THE STATE will have to compensate a Siparia man for a broadcast on local television station Caribbean Communications Network (CCN) after his photograph was wrongly shown on its Beyond the Tape crime programme’s ‘Most Wanted’ segment in 2015.
The order was made by Justice Vasheist Kokaram in a ruling delivered in the San Fernando High Court yesterday. The crime programme is broadcast daily on CCN's TV6 channel. Ricardo Eric Charles sued CCN for defamation and the Attorney General for false imprisonment.
“I will begin this judgment with a declaration exonerating the claimant in no uncertain terms as in my view this is one of the most important aspects of defamation claims which goes beyond any award of damages," the judge said. It was alleged in the broadcast that Charles was a wanted man for an outstanding warrant on the criminal charge for driving without a driver’s permit.
The photograph was broadcast on several occasions in May 2015. “The truth that the claimant was neither a suspect nor in any way associated with that charge, far from “limping” after the false news, was never published by the Defendants.
“The Defendants’ publication was an error.” There was another person with the same name who was wanted by the police. “It was a case of publishing the right name but wrong image,” the judge said.

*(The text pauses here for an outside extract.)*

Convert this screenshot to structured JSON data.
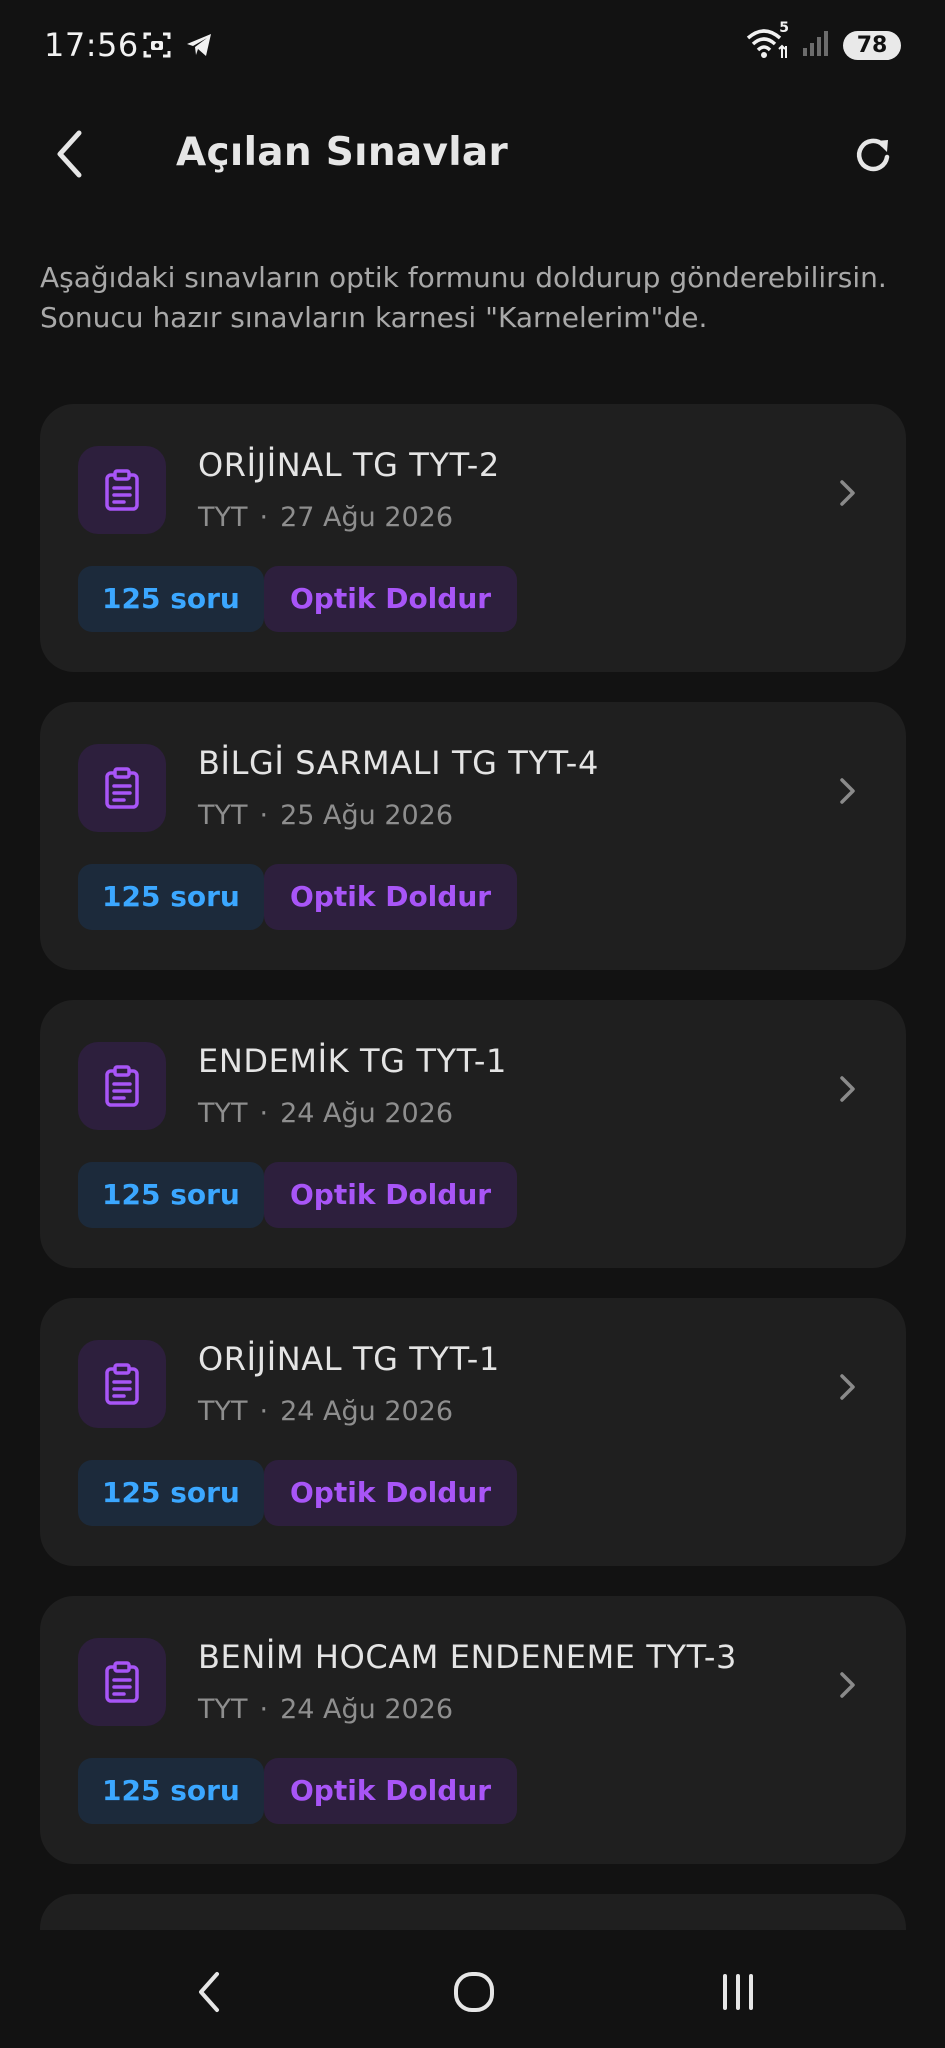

He accepted the television station's defence that the broadcast was protected by the public interest defence of Reynold's privilege, and had satisfied the test of responsible journalism.
However, he said the station took no steps to verify the information and that the police was very "loose, reckless and irresponsible" in information gathering and communication. "There was absolutely nothing urgent for the TTPS (unknown to the First Defendant) to publish this information about a warrant that was six years-old without first doing a proper check. The arm to one's reputation for outweighed the importance of publishing material on a dated outstanding warrant."
He added that after Charles voluntarily went to the Santa Flora Police Station to clear his name, “to add insult to injury,” when the error was discovered, his picture was eventually taken down from the show, not by way of an apology or mistake, but by broadcasting that he had “surrendered to the police”.
Kokaram said although there was a distinction between libel and slander, there was the assumption that the former was more insidious than the latter.
“However, in many cases, falsehood by means of broadcasts can “fly” much faster that a falsehood reduced in writing. In this age of information where data moves seamlessly and instantaneously beyond borders and beyond physical barriers, the truth will always come limping long after the false news has long spread.
The judge suggested that the common law distinction between libel and slander for broadcasts ought to be abolished. He welcomed parliamentary intervention, but said if judges created the artificial distinction between libel and slander, then they can remove it by recognising its irrelevance in modern forms of communication.
In his ruling, the judge did not find in favour with Charles’ false imprisonment claim and dismissed it. He also ordered the State to pay Charles his costs quantified in the sum of $16,000, as well as the television station's costs. Charles was represented by Earle Martin James and Tyril Boudeth while Farees F. Hosein and Carolyn Ramjohn-Hosein represented CCN and Brenston Francois and Ryanka Ragbir for the State.